LINCOLN, Neb. — Seven months after Nebraska voters approved expanding Medicaid, some 90,000 residents who could qualify for the health care program are still waiting.
According to Republican Gov. Pete Ricketts’ administration, they’ll be waiting for another 15 months.
Officials in the administration say they’re working to ensure the smooth implementation of the expansion, which voters passed despite the governor’s objections.
Skeptics note that Republicans have long objected to expanding Medicaid under the federal health care law championed by then-President Barack Obama, a Democrat. Medicaid, which provides health coverage for lower-income and disabled Americans, is funded jointly by states and the federal government. The 2010 Patient Protection and Affordable Care Act encouraged states to expand Medicaid by promising that the federal government would cover most of the cost.
Nebraska was among several conservative states that declined to expand Medicaid, as first Gov. Dave Heineman and then Ricketts argued it would cost too much and overwhelm the health care system.

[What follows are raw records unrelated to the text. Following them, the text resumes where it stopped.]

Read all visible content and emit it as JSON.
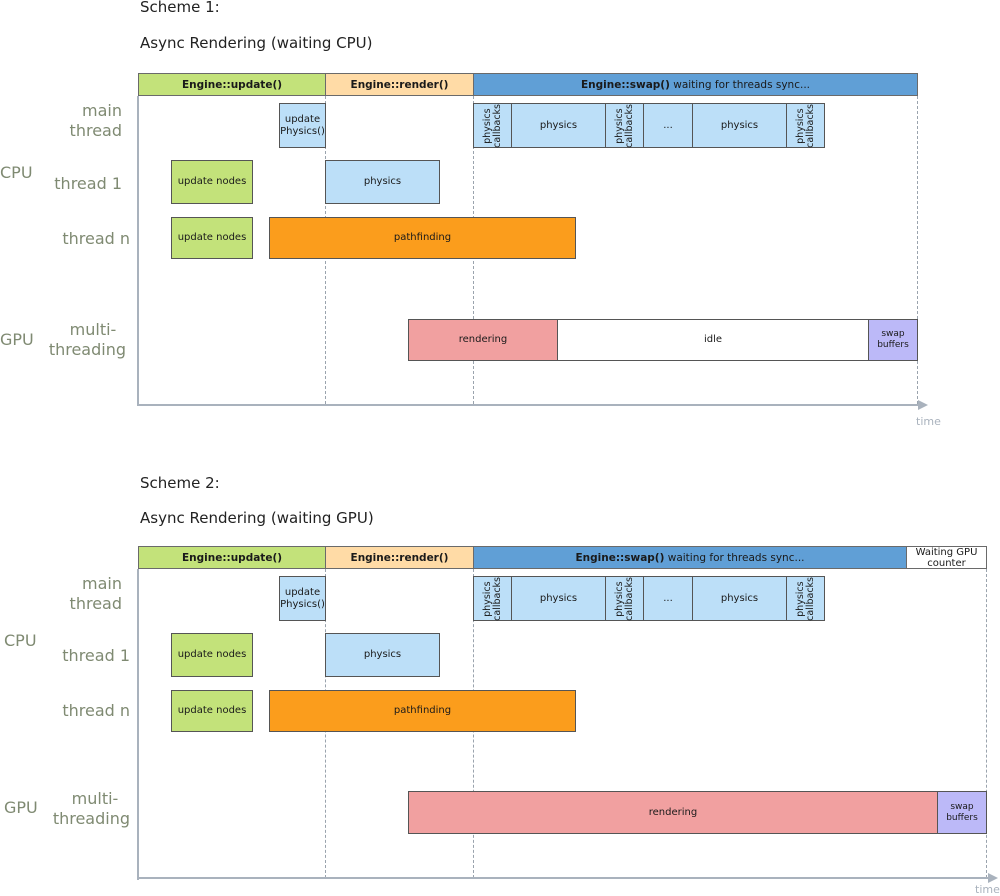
{
  "schemes": [
    {
      "heading": "Scheme 1:",
      "title": "Async Rendering (waiting CPU)",
      "phases": {
        "update": {
          "bold": "Engine::update()",
          "rest": ""
        },
        "render": {
          "bold": "Engine::render()",
          "rest": ""
        },
        "swap": {
          "bold": "Engine::swap()",
          "rest": " waiting for threads sync..."
        }
      },
      "labels": {
        "main_thread": [
          "main",
          "thread"
        ],
        "cpu": "CPU",
        "thread1": "thread 1",
        "threadn": "thread n",
        "gpu": "GPU",
        "multithreading": [
          "multi-",
          "threading"
        ]
      },
      "main_thread_tasks": {
        "update_physics": [
          "update",
          "Physics()"
        ],
        "callbacks": [
          "physics",
          "callbacks"
        ],
        "physics": "physics",
        "ellipsis": "..."
      },
      "thread1_tasks": [
        "update nodes",
        "physics"
      ],
      "threadn_tasks": [
        "update nodes",
        "pathfinding"
      ],
      "gpu_tasks": {
        "rendering": "rendering",
        "idle": "idle",
        "swap": [
          "swap",
          "buffers"
        ]
      },
      "axis_label": "time"
    },
    {
      "heading": "Scheme 2:",
      "title": "Async Rendering (waiting GPU)",
      "phases": {
        "update": {
          "bold": "Engine::update()",
          "rest": ""
        },
        "render": {
          "bold": "Engine::render()",
          "rest": ""
        },
        "swap": {
          "bold": "Engine::swap()",
          "rest": " waiting for threads sync..."
        },
        "waiting": [
          "Waiting GPU",
          "counter"
        ]
      },
      "labels": {
        "main_thread": [
          "main",
          "thread"
        ],
        "cpu": "CPU",
        "thread1": "thread 1",
        "threadn": "thread n",
        "gpu": "GPU",
        "multithreading": [
          "multi-",
          "threading"
        ]
      },
      "main_thread_tasks": {
        "update_physics": [
          "update",
          "Physics()"
        ],
        "callbacks": [
          "physics",
          "callbacks"
        ],
        "physics": "physics",
        "ellipsis": "..."
      },
      "thread1_tasks": [
        "update nodes",
        "physics"
      ],
      "threadn_tasks": [
        "update nodes",
        "pathfinding"
      ],
      "gpu_tasks": {
        "rendering": "rendering",
        "swap": [
          "swap",
          "buffers"
        ]
      },
      "axis_label": "time"
    }
  ]
}
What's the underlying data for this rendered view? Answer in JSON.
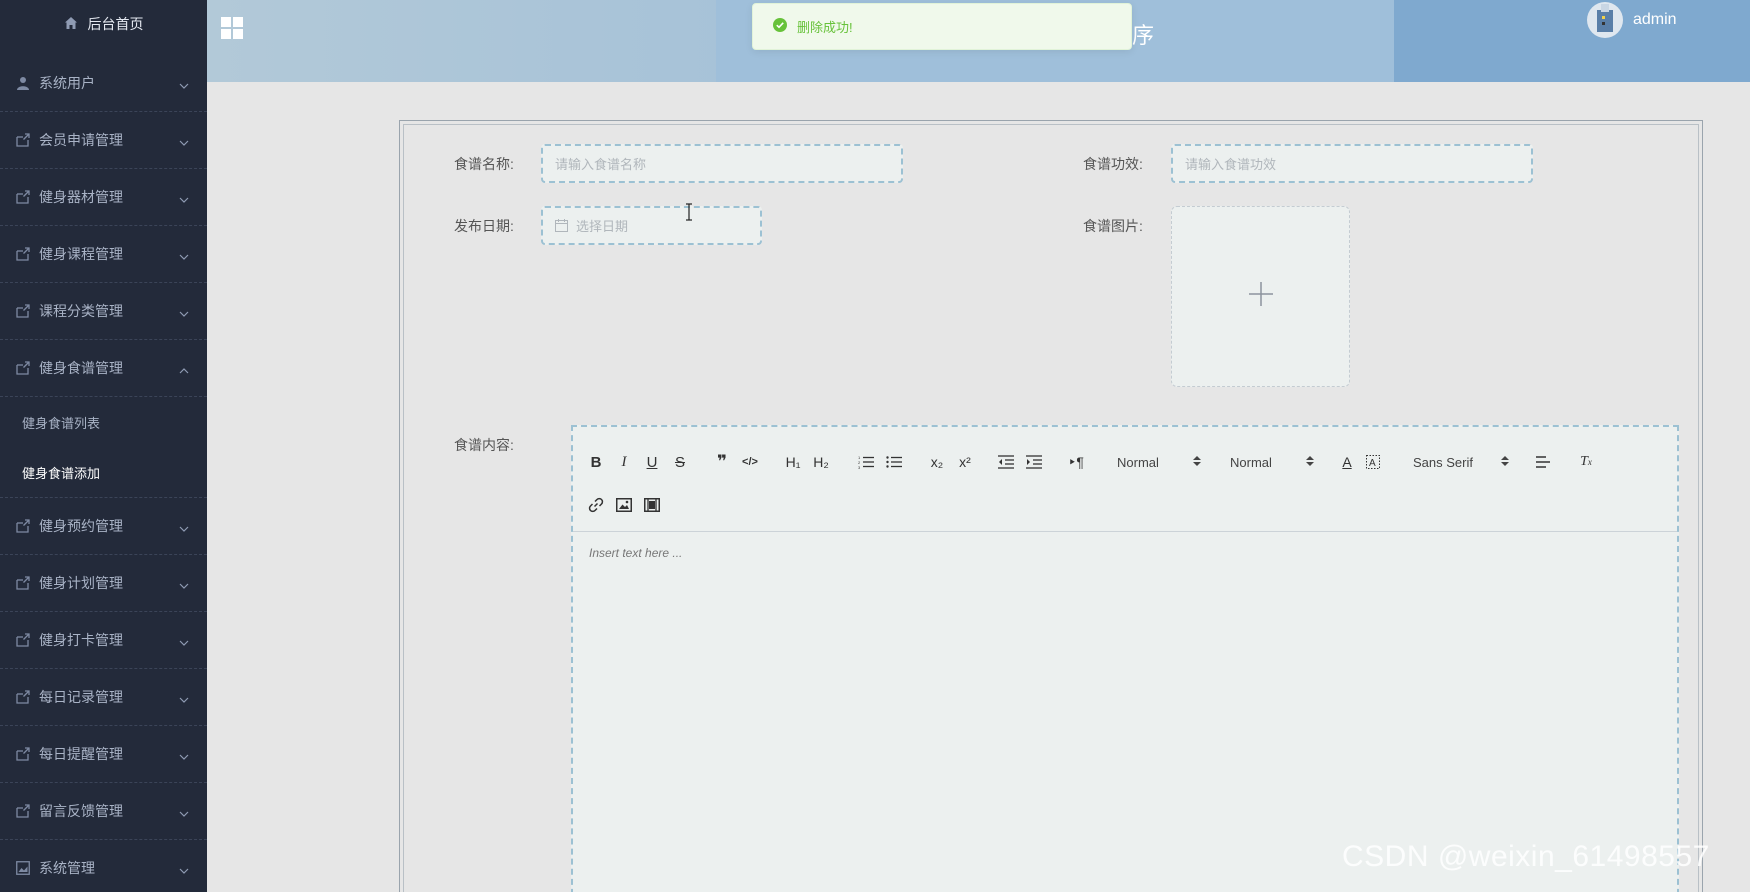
{
  "sidebar": {
    "home_label": "后台首页",
    "items": [
      {
        "label": "系统用户",
        "icon": "user-icon"
      },
      {
        "label": "会员申请管理",
        "icon": "folder-icon"
      },
      {
        "label": "健身器材管理",
        "icon": "folder-icon"
      },
      {
        "label": "健身课程管理",
        "icon": "folder-icon"
      },
      {
        "label": "课程分类管理",
        "icon": "folder-icon"
      },
      {
        "label": "健身食谱管理",
        "icon": "folder-icon",
        "expanded": true
      }
    ],
    "submenu": [
      {
        "label": "健身食谱列表",
        "active": false
      },
      {
        "label": "健身食谱添加",
        "active": true
      }
    ],
    "items_after": [
      {
        "label": "健身预约管理",
        "icon": "folder-icon"
      },
      {
        "label": "健身计划管理",
        "icon": "folder-icon"
      },
      {
        "label": "健身打卡管理",
        "icon": "folder-icon"
      },
      {
        "label": "每日记录管理",
        "icon": "folder-icon"
      },
      {
        "label": "每日提醒管理",
        "icon": "folder-icon"
      },
      {
        "label": "留言反馈管理",
        "icon": "folder-icon"
      },
      {
        "label": "系统管理",
        "icon": "image-icon"
      }
    ]
  },
  "header": {
    "title_fragment": "序",
    "user_name": "admin"
  },
  "toast": {
    "message": "删除成功!",
    "type": "success"
  },
  "form": {
    "name_label": "食谱名称:",
    "name_placeholder": "请输入食谱名称",
    "effect_label": "食谱功效:",
    "effect_placeholder": "请输入食谱功效",
    "date_label": "发布日期:",
    "date_placeholder": "选择日期",
    "image_label": "食谱图片:",
    "content_label": "食谱内容:"
  },
  "editor": {
    "header_select": "Normal",
    "size_select": "Normal",
    "font_select": "Sans Serif",
    "placeholder": "Insert text here ..."
  },
  "watermark": "CSDN @weixin_61498557",
  "colors": {
    "sidebar_bg": "#232a3a",
    "success_green": "#67c23a",
    "dashed_border": "#9cc1d3"
  }
}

It was one of three states with Republican-controlled legislatures where voters last year approved an expansion. In Utah, lawmakers subsequently cut nearly in half the number of people who would be covered and added spending caps and work requirements. Idaho lawmakers also imposed work requirements and other restrictions.
In Nebraska, the Legislature did not pass any changes to the voter-approved measure. But Ricketts’ administration decided to implement a two-tiered program: a “basic” plan available to all newly qualified recipients, and a “premium” plan available to people who are working, in school, volunteering or caring for a relative.
State Sen. John McCollister, a Republican from Omaha, said the Nebraska Department of Health and Human Services created a needlessly complex system that he believes runs contrary to the will of voters. McCollister said a straightforward expansion likely would have been easier and allowed people to get coverage sooner.
Advocates have noted that similar expansions took less than six months in Louisiana and Virginia and less than two months in Alaska. Expansion took longer in Maine, primarily because of opposition from elected officials.
Nebraska Department of Health and Human Services officials have defended the October 2020 launch date and their two-tiered approach, calling the expansion plan an enormous undertaking that shouldn’t be rushed. They note some changes still need federal approval.
The state also needs to upgrade its computer system for processing applicants, hire more workers and negotiate new contracts with the private, managed-care companies that will serve Medicaid recipients, officials said. They also say the state needs more doctors who accept Medicaid patients.
Coverage would be available to adults ages 19 to 64 who earn up to 138% of the federal poverty level — about $16,753 per year. The federal government must pay 90% of the program’s cost in 2020 and subsequent years.
The Nebraska Hospital Association, which supported the ballot measure, has accepted the state’s timeline.
However, Jordan Rasmussen, policy manager for the Nebraska-based Center for Rural Affairs, noted that the state is losing out on millions in federal funding while setting up the program.
“The delay is hurting Nebraska,” she said. “We’re missing out, and our people aren’t getting the care they need.”